When you are up against 91 other international companies pitching for the same job, you have to do something very different to attract attention to your bid. And that’s just what entrepreneur and visionary, Elon Musk, did when bidding for the contract to build a record-breaking battery to power the state of South Australia.

The state has been plagued with power problems since a freak storm caused a state-wide blackout in 2016. The storm caused 80,000 lightning strikes and left 1.7m people without power in a state that is 40% larger than Texas. Ever since, they have predictably been searching for a way to both stabilise their network and provide reliable power in the event of an emergency.

One suggested answer to both of these challenges is to create the world’s largest lithium ion battery. At 100megawatts (129megawatt hours), the new battery will dwarf its nearest rival, at a mere 30MW.

The new battery will be paired with a brand-new wind farm, the Hornsdale Wind Farm near Jamestown. The farm has 99 turbines creating 315MW of clean, renewable energy. This will enable the state to generate and store energy when production is cheap and demand is low, and release it when production is more expensive or demand is high. This in turn will not only make the power supply more reliable, regardless of the weather, but should also level out power prices for consumers.

“It will completely transform the way in which renewable energy is stored, and also stabilise the South Australian network, as well as putting downward pressure on prices,” said South Australia Premier, Jay Weatherall.

While Musk’s Tesla company is a leader in the field of batteries and electrically powered cars, it wasn’t just this experience that won him the bid. What really got the attention of the state legislature was his offer to build the new battery within one hundred days, or else do it for free.

Musk made the offer in writing, on Twitter, for all to see, and after his claim to be able to solve the state’s power problems, he was quickly doubted by Australian software entrepreneur, Mike Cannon-Brookes. When challenged on how serious he was, Musk tweeted: “Tesla will get the system installed and working 100 days from contract signature, or it is free. That serious enough for you?”

Now it’s all very well for your local pizza delivery company to make an offer like that, but for Musk, it could cost a lot more than the price of a free pizza if he is late. Experts estimate that failure to deliver on time could cost him as much as $50m.

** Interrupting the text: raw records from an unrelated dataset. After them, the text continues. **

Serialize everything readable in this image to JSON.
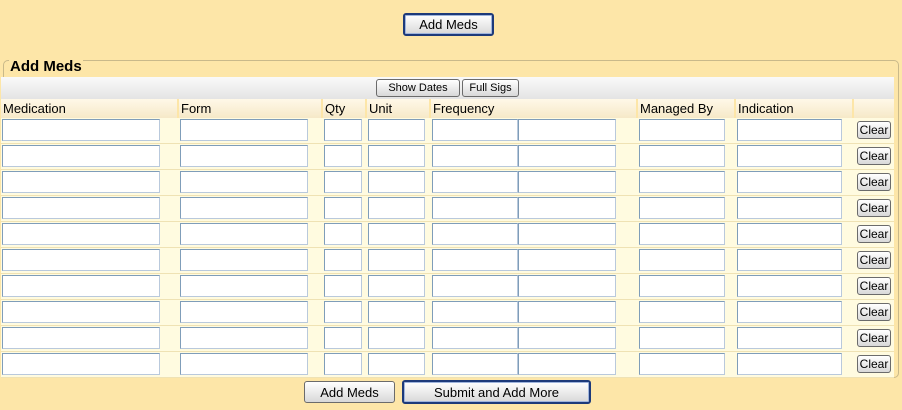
{
  "top_button": {
    "label": "Add Meds"
  },
  "section": {
    "legend": "Add Meds"
  },
  "toolbar": {
    "show_dates": "Show Dates",
    "full_sigs": "Full Sigs"
  },
  "columns": {
    "medication": "Medication",
    "form": "Form",
    "qty": "Qty",
    "unit": "Unit",
    "frequency": "Frequency",
    "managed_by": "Managed By",
    "indication": "Indication"
  },
  "rows": [
    {
      "medication": "",
      "form": "",
      "qty": "",
      "unit": "",
      "freq1": "",
      "freq2": "",
      "managed_by": "",
      "indication": "",
      "clear_label": "Clear"
    },
    {
      "medication": "",
      "form": "",
      "qty": "",
      "unit": "",
      "freq1": "",
      "freq2": "",
      "managed_by": "",
      "indication": "",
      "clear_label": "Clear"
    },
    {
      "medication": "",
      "form": "",
      "qty": "",
      "unit": "",
      "freq1": "",
      "freq2": "",
      "managed_by": "",
      "indication": "",
      "clear_label": "Clear"
    },
    {
      "medication": "",
      "form": "",
      "qty": "",
      "unit": "",
      "freq1": "",
      "freq2": "",
      "managed_by": "",
      "indication": "",
      "clear_label": "Clear"
    },
    {
      "medication": "",
      "form": "",
      "qty": "",
      "unit": "",
      "freq1": "",
      "freq2": "",
      "managed_by": "",
      "indication": "",
      "clear_label": "Clear"
    },
    {
      "medication": "",
      "form": "",
      "qty": "",
      "unit": "",
      "freq1": "",
      "freq2": "",
      "managed_by": "",
      "indication": "",
      "clear_label": "Clear"
    },
    {
      "medication": "",
      "form": "",
      "qty": "",
      "unit": "",
      "freq1": "",
      "freq2": "",
      "managed_by": "",
      "indication": "",
      "clear_label": "Clear"
    },
    {
      "medication": "",
      "form": "",
      "qty": "",
      "unit": "",
      "freq1": "",
      "freq2": "",
      "managed_by": "",
      "indication": "",
      "clear_label": "Clear"
    },
    {
      "medication": "",
      "form": "",
      "qty": "",
      "unit": "",
      "freq1": "",
      "freq2": "",
      "managed_by": "",
      "indication": "",
      "clear_label": "Clear"
    },
    {
      "medication": "",
      "form": "",
      "qty": "",
      "unit": "",
      "freq1": "",
      "freq2": "",
      "managed_by": "",
      "indication": "",
      "clear_label": "Clear"
    }
  ],
  "footer": {
    "add_meds": "Add Meds",
    "submit_add_more": "Submit and Add More"
  },
  "colors": {
    "page_bg": "#fde6a8",
    "row_bg": "#fffbe0",
    "input_border": "#7f9db9",
    "focus_border": "#1d3a7a"
  }
}
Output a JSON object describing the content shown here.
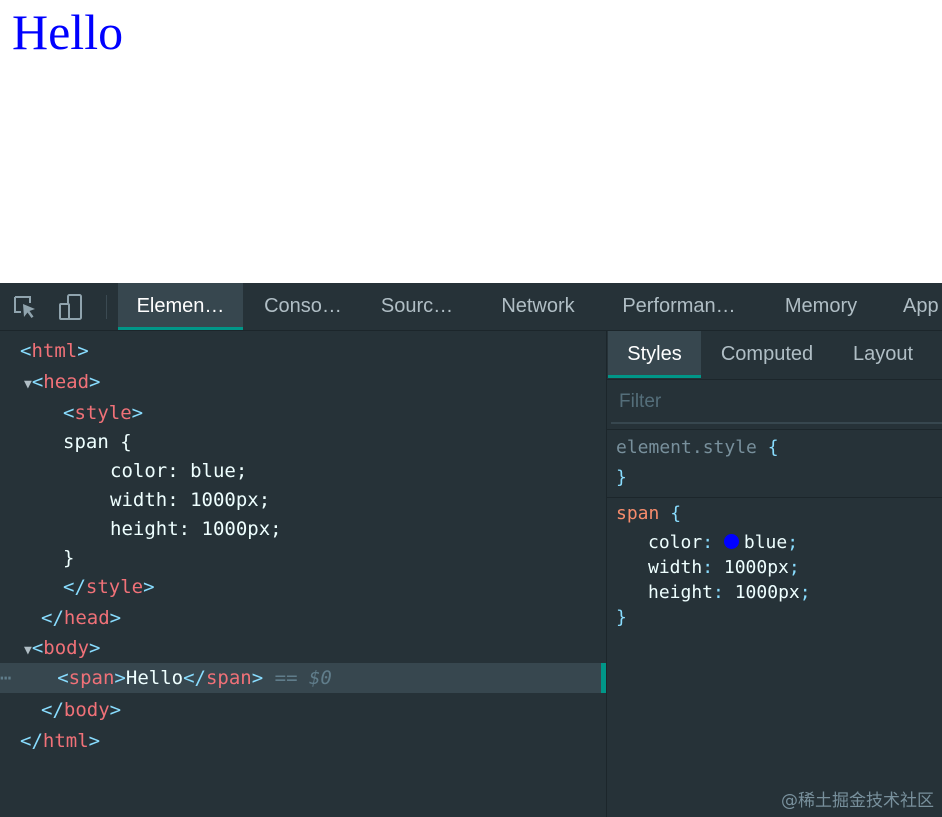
{
  "viewport": {
    "text": "Hello"
  },
  "toolbar": {
    "inspect_icon": "inspect-element-icon",
    "device_icon": "device-toolbar-icon",
    "tabs": [
      {
        "label": "Elemen…",
        "active": true
      },
      {
        "label": "Conso…"
      },
      {
        "label": "Sourc…"
      },
      {
        "label": "Network"
      },
      {
        "label": "Performan…"
      },
      {
        "label": "Memory"
      },
      {
        "label": "App"
      }
    ]
  },
  "elements": {
    "selected_suffix": "== $0",
    "lines": [
      {
        "open": "<",
        "tag": "html",
        "close": ">"
      },
      {
        "open": "<",
        "tag": "head",
        "close": ">"
      },
      {
        "open": "<",
        "tag": "style",
        "close": ">"
      },
      {
        "text": "span {"
      },
      {
        "text": "color: blue;"
      },
      {
        "text": "width: 1000px;"
      },
      {
        "text": "height: 1000px;"
      },
      {
        "text": "}"
      },
      {
        "open": "</",
        "tag": "style",
        "close": ">"
      },
      {
        "open": "</",
        "tag": "head",
        "close": ">"
      },
      {
        "open": "<",
        "tag": "body",
        "close": ">"
      },
      {
        "open": "<",
        "tag": "span",
        "close": ">",
        "content": "Hello",
        "open2": "</",
        "tag2": "span",
        "close2": ">"
      },
      {
        "open": "</",
        "tag": "body",
        "close": ">"
      },
      {
        "open": "</",
        "tag": "html",
        "close": ">"
      }
    ]
  },
  "sidebar": {
    "tabs": [
      {
        "label": "Styles",
        "active": true
      },
      {
        "label": "Computed"
      },
      {
        "label": "Layout"
      }
    ],
    "filter_placeholder": "Filter",
    "element_style": {
      "selector": "element.style",
      "open": "{",
      "close": "}"
    },
    "span_rule": {
      "selector": "span",
      "open": "{",
      "close": "}",
      "declarations": [
        {
          "prop": "color",
          "value": "blue",
          "swatch": "#0000ff"
        },
        {
          "prop": "width",
          "value": "1000px"
        },
        {
          "prop": "height",
          "value": "1000px"
        }
      ]
    }
  },
  "watermark": "@稀土掘金技术社区"
}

Of course, we shouldn’t be surprised to see Elon Musk raising the stakes like this. As the mastermind behind the likes of the SpaceX rocket company, he is used to taking on the kind of seemingly impossible risks that other businesses might go out of their way to avoid.

“Business is like a series of poker games,” says Musk of his business ventures. “Now I’ve gone on to a more high-stakes poker game, and just carried those chips with me.” No wonder he is a hero to many of the world’s best players, with Igor Kurganov describing him as his biggest inspiration.

The big 100-day countdown for the battery will not start until the contracts have been signed and Musk has an agreement on his connection with the wind farm. Nonetheless, the project is still expected to be completed this year. But even if it isn’t, the South Australian government won’t be too unhappy. After all, they will have just saved themselves tens of millions of dollars.